In February 2014, a 46-year-old woman was in a car accident and sustained multiple fractures of her left leg, which included open fractures and bone loss.
Fractured bones included the tibia, talus, and calcaneus, and overall bone loss in the lower leg was extensive. Shortly after arriving at Duke University Hospital, her lower leg was stabilized with an external fixator, which held the alignment in a reasonable place.
The patient underwent conventional surgical repair, but could not support her weight based on the position of bones that remained in the leg after initial treatment. Trauma surgeons assessed the patient and concluded that the leg would not be reconstructible by conventional surgical methods.
The patient, a mother of 2 young children, asked whether there was any other viable alternative; she had an active life and taught at an elementary school, so she wanted to avoid amputation.
What new technology could be offered to the patient to save her limb?
Answer: A 3-dimensional (3D)-printed bone implant.
Duke orthopaedic surgeon Samuel Adams, MD, had learned about a company called 4WEB at a medical conference and thought that a 3D-printed bone implant might work in this particular case, enhancing quality of life and sparing the limb.
The patient was willing to undergo this process and procedure, and Adams obtained one-time-use approval from procurement purchasing for the Food and Drug Administration–approved implant. (The implant, which is still considered to be a new technology, must demonstrate clinical benefit and cost effectiveness before insurer reimbursement will be offered.)

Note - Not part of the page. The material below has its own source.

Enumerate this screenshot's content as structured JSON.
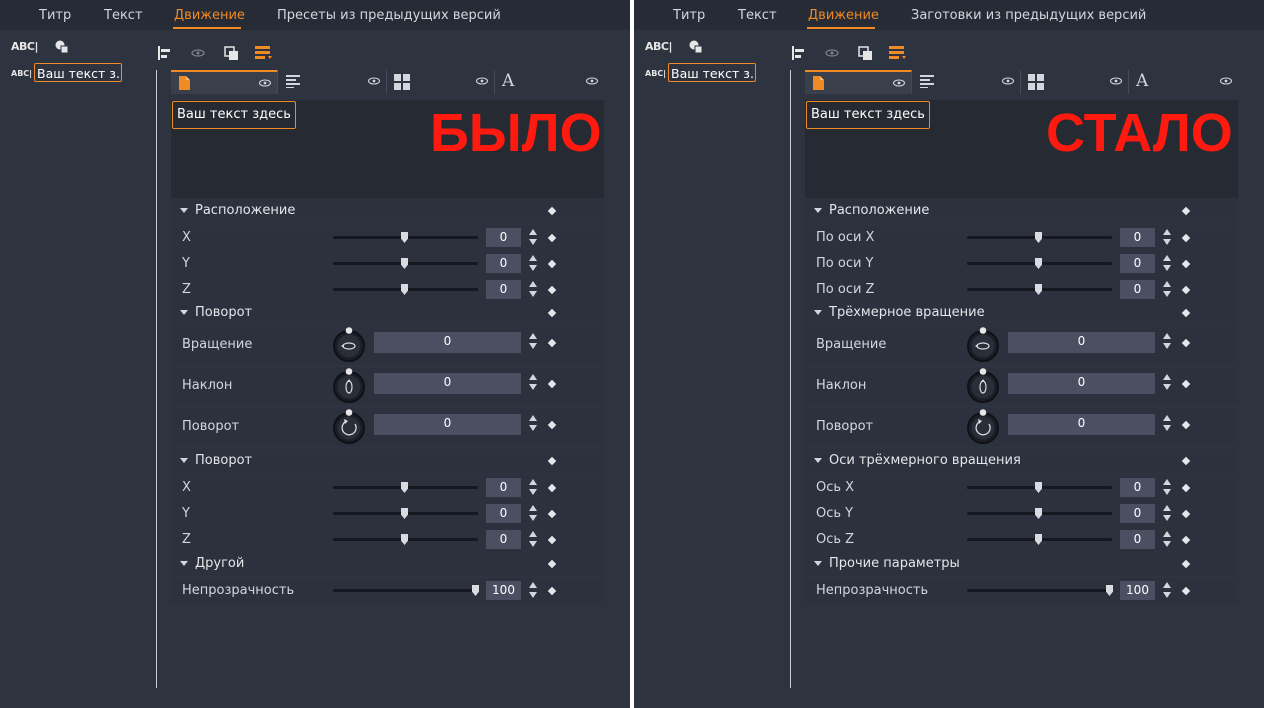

Adams worked with the company to create a custom template for the missing bone and ascertain where cuts should be made to fit the titanium implant for optimal placement. He said that limb salvage is a primary reason for using the implants, and he has since used other preprinted implants.
Using CT scan measurements from the patient’s leg, a computer-generated “titanium cage” was printed to replace the missing bone. The cage allowed the patient’s bone to maintain structural integrity. The open architecture of the implant allowed for up to 75% of the implant to be filled with graft material to maximize bone incorporation. Graft material used in the cage was allograft and some of the patient's own bone.
The new internal structure was fixed with an intramedullary nail—a rod that went through the foot into the shinbone to provide stability to the injured region. The rod could not have been placed without the implant because there was not enough bone to support it, Adams said.
Four months after her accident, the patient underwent surgery to have the implant placed in her leg. Six weeks later, she was no longer restricted to a wheelchair and was gradually bearing more weight on her leg. By November 2014, she was back to work as an elementary schoolteacher wearing a shoe with an ankle support. As of January 2015, she has been brace free.